- the time taken to complete tests
- how many tests a tester carries out
- the results of tests
The detail of how that will be calculated will change over time as we identify new trends and work to make sure poor testers can’t manipulate the data to make themselves appear good.
So, in this new system, every tester and testing station will now have an individual risk rating. This will:
- make it easy for you to know when you should look into something
- allow us to support you if you need help
It also means we can target our enforcement action at the minority of testers and testing stations who are either persistently poor-performing or deliberately not following the standards.
How the system works
There are 3 risk ratings in the system - they’re the same for testers and testing stations.
Like the previous rating, we’ve used the red, amber and green colour system for the ratings. But the names of the ratings aren’t what’s important - it’s what you need to do that really matters.
The table below shows what this system means for testers.
|Risk rating||Type of risk||What to do|
|Red||Higher risk||You must look into the reasons you’re rated as higher risk, and make sure you’re testing to the right standard and following all the right processes.|
|Amber||Medium risk||You should look into the reasons you’re rated as a medium risk, and check you’re testing to the right standard and following all the right processes.|
|Green||Lower risk||You should still check you’re testing to the right standard and following all the right processes.|
The rating is worked out from a number of different factors - MOT special notice 12-18 tells you more about how it works, so I won’t repeat that here.

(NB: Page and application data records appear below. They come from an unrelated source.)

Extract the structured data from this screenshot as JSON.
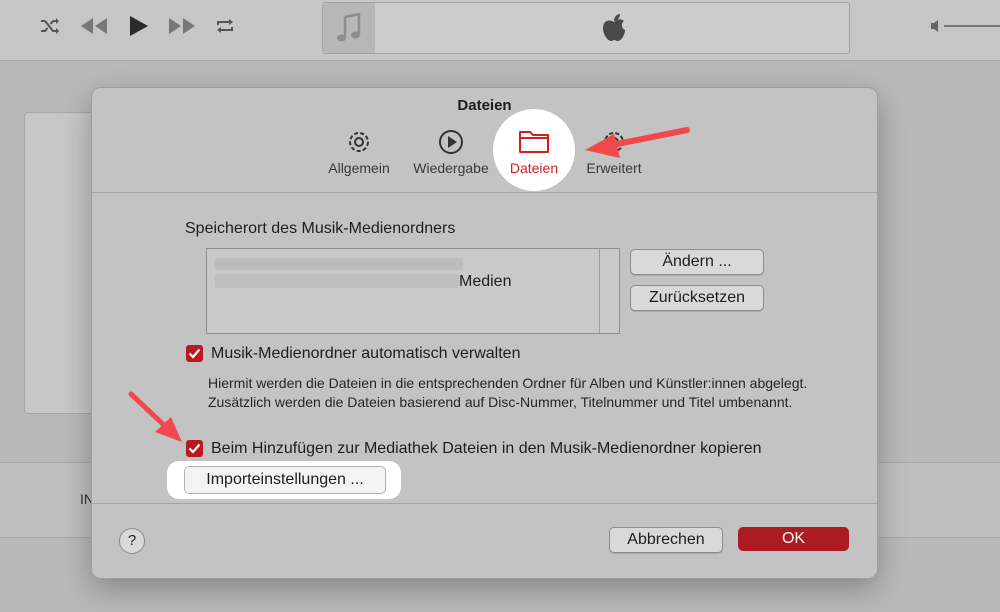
{
  "player": {
    "controls": [
      {
        "name": "shuffle-icon"
      },
      {
        "name": "previous-icon"
      },
      {
        "name": "play-icon"
      },
      {
        "name": "next-icon"
      },
      {
        "name": "repeat-icon"
      }
    ],
    "lcd_icons": [
      "music-note-icon",
      "apple-logo-icon"
    ]
  },
  "background": {
    "strip_text": "IN"
  },
  "dialog": {
    "title": "Dateien",
    "tabs": [
      {
        "label": "Allgemein",
        "icon": "gear-icon"
      },
      {
        "label": "Wiedergabe",
        "icon": "play-circle-icon"
      },
      {
        "label": "Dateien",
        "icon": "folder-icon",
        "selected": true
      },
      {
        "label": "Erweitert",
        "icon": "advanced-gear-icon"
      }
    ],
    "location_label": "Speicherort des Musik-Medienordners",
    "path_text": "Medien",
    "change_button": "Ändern ...",
    "reset_button": "Zurücksetzen",
    "manage_checkbox": {
      "label": "Musik-Medienordner automatisch verwalten",
      "checked": true
    },
    "manage_description": "Hiermit werden die Dateien in die entsprechenden Ordner für Alben und Künstler:innen abgelegt. Zusätzlich werden die Dateien basierend auf Disc-Nummer, Titelnummer und Titel umbenannt.",
    "copy_checkbox": {
      "label": "Beim Hinzufügen zur Mediathek Dateien in den Musik-Medienordner kopieren",
      "checked": true
    },
    "import_button": "Importeinstellungen ...",
    "help_button": "?",
    "cancel_button": "Abbrechen",
    "ok_button": "OK"
  },
  "colors": {
    "accent": "#ad1b22",
    "highlight": "#ffffff",
    "annotation_arrow": "#f0484b"
  }
}
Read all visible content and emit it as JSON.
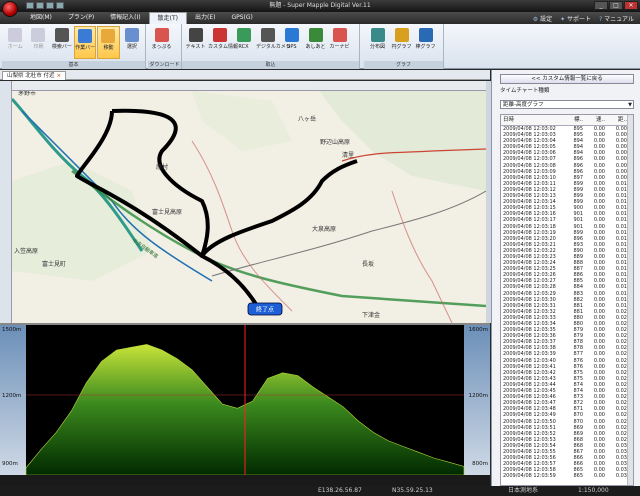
{
  "window": {
    "title": "無題 - Super Mapple Digital Ver.11"
  },
  "menu": {
    "tabs": [
      "地図(M)",
      "プラン(P)",
      "情報記入(I)",
      "散走(T)",
      "出力(E)",
      "GPS(G)"
    ],
    "active_index": 3
  },
  "helpers": {
    "settings": "設定",
    "support": "サポート",
    "manual": "マニュアル"
  },
  "ribbon": {
    "groups": [
      {
        "label": "基本",
        "buttons": [
          {
            "label": "ホーム",
            "disabled": true
          },
          {
            "label": "印刷",
            "disabled": true
          },
          {
            "label": "検索バー"
          },
          {
            "label": "作業バー",
            "selected": true
          },
          {
            "label": "移動",
            "selected": true
          },
          {
            "label": "選択"
          }
        ]
      },
      {
        "label": "ダウンロード",
        "buttons": [
          {
            "label": "まっぷる"
          }
        ]
      },
      {
        "label": "取込",
        "buttons": [
          {
            "label": "テキスト"
          },
          {
            "label": "カスタム情報"
          },
          {
            "label": "RCX"
          },
          {
            "label": "デジタルカメラ"
          },
          {
            "label": "GPS"
          },
          {
            "label": "あしあと"
          },
          {
            "label": "カーナビ"
          }
        ]
      },
      {
        "label": "グラフ",
        "buttons": [
          {
            "label": "分布図"
          },
          {
            "label": "円グラフ"
          },
          {
            "label": "棒グラフ"
          }
        ]
      }
    ]
  },
  "location_tab": {
    "label": "山梨県 北杜市 付近",
    "close": "×"
  },
  "map": {
    "places": [
      {
        "text": "茅野市"
      },
      {
        "text": "八ヶ岳"
      },
      {
        "text": "原村"
      },
      {
        "text": "野辺山高原"
      },
      {
        "text": "清里"
      },
      {
        "text": "富士見高原"
      },
      {
        "text": "大泉高原"
      },
      {
        "text": "富士見町"
      },
      {
        "text": "入笠高原"
      },
      {
        "text": "長坂"
      },
      {
        "text": "下津金"
      }
    ],
    "end_marker": "終了点",
    "road_labels": [
      "中央自動車道"
    ]
  },
  "elevation_chart": {
    "left_ticks": [
      "1500m",
      "1200m",
      "900m"
    ],
    "right_ticks": [
      "1600m",
      "1200m",
      "800m"
    ],
    "bottom_ticks": [
      "10.0km",
      "20.0km",
      "30.0km",
      "40.0km",
      "50.0km",
      "60.0km",
      "70.0km",
      "80.0km"
    ],
    "cursor_fraction": 0.5,
    "profile": [
      0.05,
      0.18,
      0.3,
      0.45,
      0.65,
      0.8,
      0.88,
      0.9,
      0.92,
      0.88,
      0.82,
      0.74,
      0.62,
      0.5,
      0.47,
      0.52,
      0.68,
      0.72,
      0.7,
      0.62,
      0.55,
      0.48,
      0.38,
      0.3,
      0.24,
      0.2,
      0.16,
      0.12,
      0.09,
      0.06
    ]
  },
  "statusbar": {
    "lon": "E138.26.56.87",
    "lat": "N35.59.25.13",
    "datum": "日本測地系",
    "scale": "1:150,000"
  },
  "right_panel": {
    "back_button": "<< カスタム情報一覧に戻る",
    "type_label": "タイムチャート種類",
    "select_value": "距離-高度グラフ",
    "columns": [
      "日時",
      "標..",
      "速..",
      "距.."
    ],
    "rows": [
      [
        "2009/04/08 12:03:02",
        "895",
        "0.00",
        "0.00"
      ],
      [
        "2009/04/08 12:03:03",
        "895",
        "0.00",
        "0.00"
      ],
      [
        "2009/04/08 12:03:04",
        "894",
        "0.00",
        "0.00"
      ],
      [
        "2009/04/08 12:03:05",
        "894",
        "0.00",
        "0.00"
      ],
      [
        "2009/04/08 12:03:06",
        "894",
        "0.00",
        "0.00"
      ],
      [
        "2009/04/08 12:03:07",
        "896",
        "0.00",
        "0.00"
      ],
      [
        "2009/04/08 12:03:08",
        "896",
        "0.00",
        "0.00"
      ],
      [
        "2009/04/08 12:03:09",
        "896",
        "0.00",
        "0.00"
      ],
      [
        "2009/04/08 12:03:10",
        "897",
        "0.00",
        "0.00"
      ],
      [
        "2009/04/08 12:03:11",
        "899",
        "0.00",
        "0.01"
      ],
      [
        "2009/04/08 12:03:12",
        "899",
        "0.00",
        "0.01"
      ],
      [
        "2009/04/08 12:03:13",
        "899",
        "0.00",
        "0.01"
      ],
      [
        "2009/04/08 12:03:14",
        "899",
        "0.00",
        "0.01"
      ],
      [
        "2009/04/08 12:03:15",
        "900",
        "0.00",
        "0.01"
      ],
      [
        "2009/04/08 12:03:16",
        "901",
        "0.00",
        "0.01"
      ],
      [
        "2009/04/08 12:03:17",
        "901",
        "0.00",
        "0.01"
      ],
      [
        "2009/04/08 12:03:18",
        "901",
        "0.00",
        "0.01"
      ],
      [
        "2009/04/08 12:03:19",
        "899",
        "0.00",
        "0.01"
      ],
      [
        "2009/04/08 12:03:20",
        "896",
        "0.00",
        "0.01"
      ],
      [
        "2009/04/08 12:03:21",
        "893",
        "0.00",
        "0.01"
      ],
      [
        "2009/04/08 12:03:22",
        "890",
        "0.00",
        "0.01"
      ],
      [
        "2009/04/08 12:03:23",
        "889",
        "0.00",
        "0.01"
      ],
      [
        "2009/04/08 12:03:24",
        "888",
        "0.00",
        "0.01"
      ],
      [
        "2009/04/08 12:03:25",
        "887",
        "0.00",
        "0.01"
      ],
      [
        "2009/04/08 12:03:26",
        "886",
        "0.00",
        "0.01"
      ],
      [
        "2009/04/08 12:03:27",
        "885",
        "0.00",
        "0.01"
      ],
      [
        "2009/04/08 12:03:28",
        "884",
        "0.00",
        "0.01"
      ],
      [
        "2009/04/08 12:03:29",
        "883",
        "0.00",
        "0.01"
      ],
      [
        "2009/04/08 12:03:30",
        "882",
        "0.00",
        "0.01"
      ],
      [
        "2009/04/08 12:03:31",
        "881",
        "0.00",
        "0.01"
      ],
      [
        "2009/04/08 12:03:32",
        "881",
        "0.00",
        "0.02"
      ],
      [
        "2009/04/08 12:03:33",
        "880",
        "0.00",
        "0.02"
      ],
      [
        "2009/04/08 12:03:34",
        "880",
        "0.00",
        "0.02"
      ],
      [
        "2009/04/08 12:03:35",
        "879",
        "0.00",
        "0.02"
      ],
      [
        "2009/04/08 12:03:36",
        "879",
        "0.00",
        "0.02"
      ],
      [
        "2009/04/08 12:03:37",
        "878",
        "0.00",
        "0.02"
      ],
      [
        "2009/04/08 12:03:38",
        "878",
        "0.00",
        "0.02"
      ],
      [
        "2009/04/08 12:03:39",
        "877",
        "0.00",
        "0.02"
      ],
      [
        "2009/04/08 12:03:40",
        "876",
        "0.00",
        "0.02"
      ],
      [
        "2009/04/08 12:03:41",
        "876",
        "0.00",
        "0.02"
      ],
      [
        "2009/04/08 12:03:42",
        "875",
        "0.00",
        "0.02"
      ],
      [
        "2009/04/08 12:03:43",
        "875",
        "0.00",
        "0.02"
      ],
      [
        "2009/04/08 12:03:44",
        "874",
        "0.00",
        "0.02"
      ],
      [
        "2009/04/08 12:03:45",
        "874",
        "0.00",
        "0.02"
      ],
      [
        "2009/04/08 12:03:46",
        "873",
        "0.00",
        "0.02"
      ],
      [
        "2009/04/08 12:03:47",
        "872",
        "0.00",
        "0.02"
      ],
      [
        "2009/04/08 12:03:48",
        "871",
        "0.00",
        "0.02"
      ],
      [
        "2009/04/08 12:03:49",
        "870",
        "0.00",
        "0.02"
      ],
      [
        "2009/04/08 12:03:50",
        "870",
        "0.00",
        "0.02"
      ],
      [
        "2009/04/08 12:03:51",
        "869",
        "0.00",
        "0.02"
      ],
      [
        "2009/04/08 12:03:52",
        "869",
        "0.00",
        "0.02"
      ],
      [
        "2009/04/08 12:03:53",
        "868",
        "0.00",
        "0.02"
      ],
      [
        "2009/04/08 12:03:54",
        "868",
        "0.00",
        "0.03"
      ],
      [
        "2009/04/08 12:03:55",
        "867",
        "0.00",
        "0.03"
      ],
      [
        "2009/04/08 12:03:56",
        "866",
        "0.00",
        "0.03"
      ],
      [
        "2009/04/08 12:03:57",
        "866",
        "0.00",
        "0.03"
      ],
      [
        "2009/04/08 12:03:58",
        "865",
        "0.00",
        "0.03"
      ],
      [
        "2009/04/08 12:03:59",
        "865",
        "0.00",
        "0.03"
      ]
    ]
  },
  "colors": {
    "accent": "#ffc74a",
    "track": "#000000",
    "cursor": "#ff2020",
    "profile_top": "#c8e43a",
    "profile_bottom": "#002a00"
  }
}
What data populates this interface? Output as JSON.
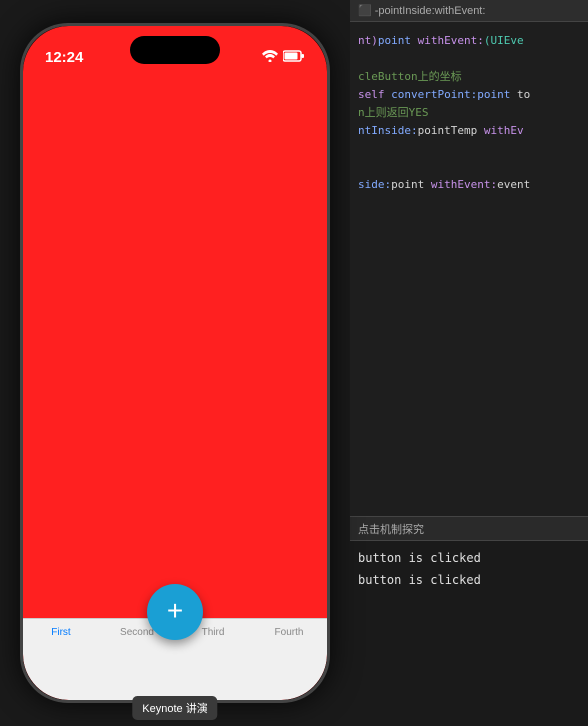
{
  "phone": {
    "status_time": "12:24",
    "wifi_icon": "wifi",
    "battery_icon": "battery",
    "fab_icon": "+",
    "tabs": [
      {
        "label": "First",
        "active": true
      },
      {
        "label": "Second",
        "active": false
      },
      {
        "label": "Third",
        "active": false
      },
      {
        "label": "Fourth",
        "active": false
      }
    ],
    "tooltip": "Keynote 讲演"
  },
  "code_panel": {
    "topbar_text": "⬛ -pointInside:withEvent:",
    "lines": [
      {
        "text": "nt)point withEvent:(UIEve",
        "classes": "code-plain"
      },
      {
        "text": "",
        "classes": "code-plain"
      },
      {
        "text": "cleButton上的坐标",
        "classes": "code-comment"
      },
      {
        "text": "self convertPoint:point to",
        "classes": "code-plain"
      },
      {
        "text": "n上则返回YES",
        "classes": "code-comment"
      },
      {
        "text": "ntInside:pointTemp withEv",
        "classes": "code-plain"
      },
      {
        "text": "",
        "classes": "code-plain"
      },
      {
        "text": "",
        "classes": "code-plain"
      },
      {
        "text": "side:point withEvent:event",
        "classes": "code-plain"
      }
    ],
    "console": {
      "header": "点击机制探究",
      "output_lines": [
        "button is clicked",
        "button is clicked"
      ]
    }
  }
}
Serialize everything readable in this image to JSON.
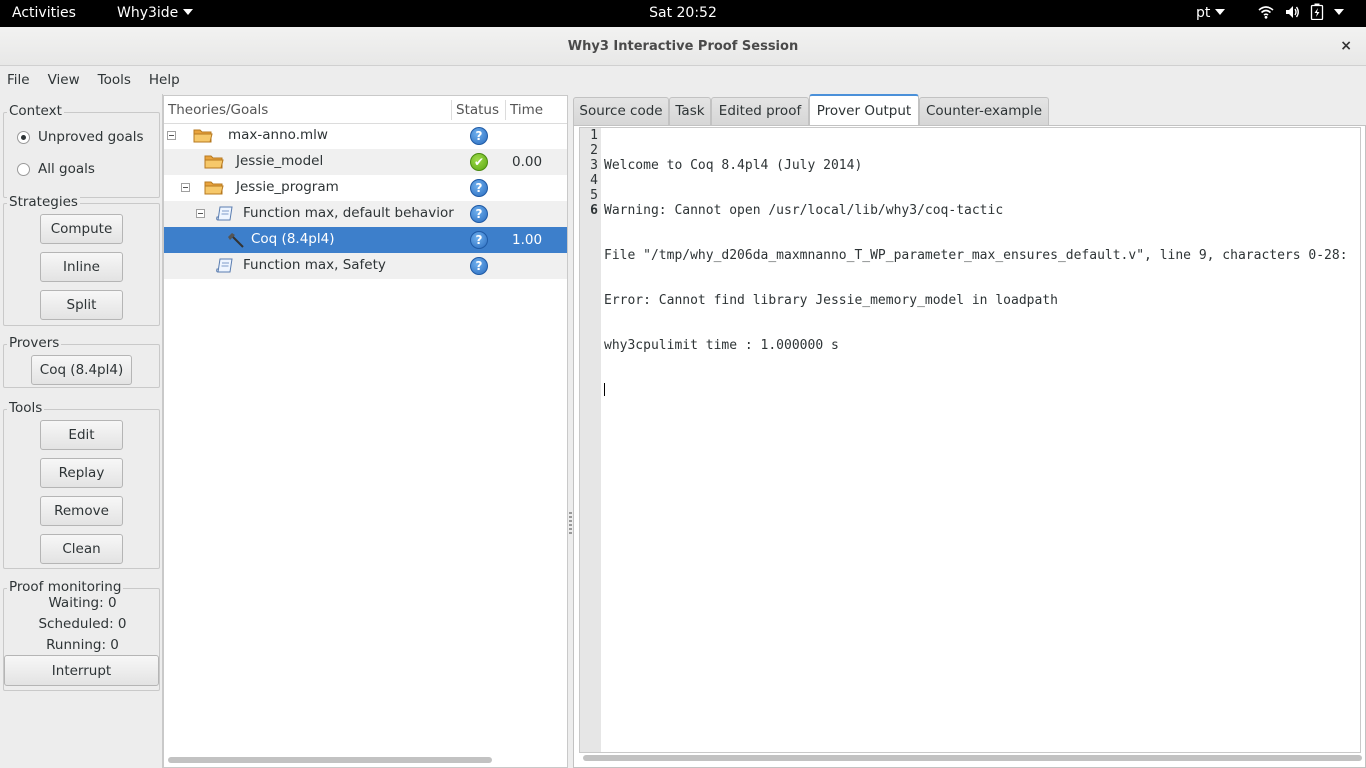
{
  "topbar": {
    "activities": "Activities",
    "app_menu": "Why3ide",
    "clock": "Sat 20:52",
    "language": "pt",
    "tray_icons": [
      "wifi-icon",
      "volume-icon",
      "battery-icon"
    ]
  },
  "window": {
    "title": "Why3 Interactive Proof Session",
    "close": "×"
  },
  "menubar": {
    "items": [
      "File",
      "View",
      "Tools",
      "Help"
    ]
  },
  "left": {
    "context": {
      "label": "Context",
      "options": [
        {
          "label": "Unproved goals",
          "selected": true
        },
        {
          "label": "All goals",
          "selected": false
        }
      ]
    },
    "strategies": {
      "label": "Strategies",
      "buttons": [
        "Compute",
        "Inline",
        "Split"
      ]
    },
    "provers": {
      "label": "Provers",
      "buttons": [
        "Coq (8.4pl4)"
      ]
    },
    "tools": {
      "label": "Tools",
      "buttons": [
        "Edit",
        "Replay",
        "Remove",
        "Clean"
      ]
    },
    "monitoring": {
      "label": "Proof monitoring",
      "waiting": "Waiting: 0",
      "scheduled": "Scheduled: 0",
      "running": "Running: 0",
      "interrupt": "Interrupt"
    }
  },
  "tree": {
    "headers": {
      "goals": "Theories/Goals",
      "status": "Status",
      "time": "Time"
    },
    "rows": [
      {
        "label": "max-anno.mlw",
        "status": "?",
        "time": ""
      },
      {
        "label": "Jessie_model",
        "status": "✔",
        "time": "0.00"
      },
      {
        "label": "Jessie_program",
        "status": "?",
        "time": ""
      },
      {
        "label": "Function max, default behavior",
        "status": "?",
        "time": ""
      },
      {
        "label": "Coq (8.4pl4)",
        "status": "?",
        "time": "1.00"
      },
      {
        "label": "Function max, Safety",
        "status": "?",
        "time": ""
      }
    ]
  },
  "tabs": [
    "Source code",
    "Task",
    "Edited proof",
    "Prover Output",
    "Counter-example"
  ],
  "editor": {
    "line_numbers": [
      "1",
      "2",
      "3",
      "4",
      "5",
      "6"
    ],
    "lines": [
      "Welcome to Coq 8.4pl4 (July 2014)",
      "Warning: Cannot open /usr/local/lib/why3/coq-tactic",
      "File \"/tmp/why_d206da_maxmnanno_T_WP_parameter_max_ensures_default.v\", line 9, characters 0-28:",
      "Error: Cannot find library Jessie_memory_model in loadpath",
      "why3cpulimit time : 1.000000 s",
      ""
    ]
  }
}
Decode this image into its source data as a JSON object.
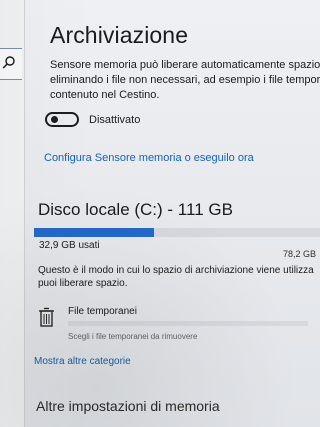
{
  "sidebar": {
    "search_icon": "search-icon"
  },
  "storage_page": {
    "title": "Archiviazione",
    "description_lines": [
      "Sensore memoria può liberare automaticamente spazio su",
      "eliminando i file non necessari, ad esempio i file temporane",
      "contenuto nel Cestino."
    ],
    "toggle": {
      "state": "off",
      "label": "Disattivato"
    },
    "configure_link": "Configura Sensore memoria o eseguilo ora",
    "disk": {
      "title": "Disco locale (C:) - 111 GB",
      "used_label": "32,9 GB usati",
      "total_label": "78,2 GB",
      "used_fraction": 0.42,
      "bar_color": "#2469ca"
    },
    "storage_desc_lines": [
      "Questo è il modo in cui lo spazio di archiviazione viene utilizza",
      "puoi liberare spazio."
    ],
    "temporary_files": {
      "title": "File temporanei",
      "subtitle": "Scegli i file temporanei da rimuovere",
      "progress_fraction": 0.0,
      "icon": "trash-icon"
    },
    "show_more": "Mostra altre categorie",
    "memory_settings_title": "Altre impostazioni di memoria"
  },
  "colors": {
    "link": "#1762b4",
    "accent": "#2469ca"
  }
}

But I do want to be clear that if your risk rating is red or amber, it does not necessarily mean you’re doing anything wrong. It means there are things you need to look into to satisfy yourself that you’re testing to the right standard.
And as an MOT tester, your risk rating only appears to you and DVSA. Nobody else can see it, including your boss.
We’ve also made MOT test quality information available in the MOT testing service. This is data about the MOT tests you’ve carried out. You should use as a starting point to monitor your testing standards. You can also view your test logs.
We know all this data can be a bit daunting, so we recently published guidance to help you access, use and interpret MOT test quality information.
As an MOT manager it’s important you understand what is expected of you, and you’ll already find guidance about this in the MOT testing guide.
Also, the following 5 points cover important areas that should help you make sure your garage is well run:
1. Management control
It is essential that the authorised examiner designated manager (AEDM) has management control of what happens in an MOT garage – as they have the day-to-day management responsibility on behalf of the authorised examiner (AE).
2. Premises and equipment
There are set down standards for premises and equipment. An AEDM is responsible for ensuring that those standards are met at all times – and there needs to be some systems in place for doing so.
3. Test standards
Make sure everyone has access to important information about processes and procedures, and regularly uses test logs and test quality information. And of course, this includes having an approach to the quality assurance of testers, as set out in the MOT testing guide.
4. Staffing and training
The AEDM needs to have good policies and procedures for employing staff, there also needs to be systems in place to ensure testers are completing in year training and passing their annual assessment on time.
5. General approach
Whilst the details of the management systems that a garage has are important, the culture that is nurtured is equally important, and consistently good quality MOT testing cannot be achieved without it.
Of course, culture is much harder to measure and to judge than some of the clear rules that we have, but it's still important.
We should strive for a clear positive quality culture – doing the job (MOT testing) right, is part of how the garage works.
What we’ll do next
As with every change we make, we’ll keep checking that it’s working the way it’s intended, and will make any tweaks that are needed.
We’re going to publish improved guidance for MOT managers about managing the quality of MOT testing. This will expand on some of the points I’ve touched on in this blog post, and replace the existing risk reduction guide.
I want to finish as I started - with that big number.
Every year, you’re doing over 30 million MOT tests. They play a vital part in making our roads safe. Together, we can make sure every single MOT test is done to the right standard, helping everyone stay safe on Britain’s roads.
Find out more about using MOT test quality information, which includes the average age of vehicle tested, your failure rate, your site’s failure rate, the national failure rate, and component failure rates.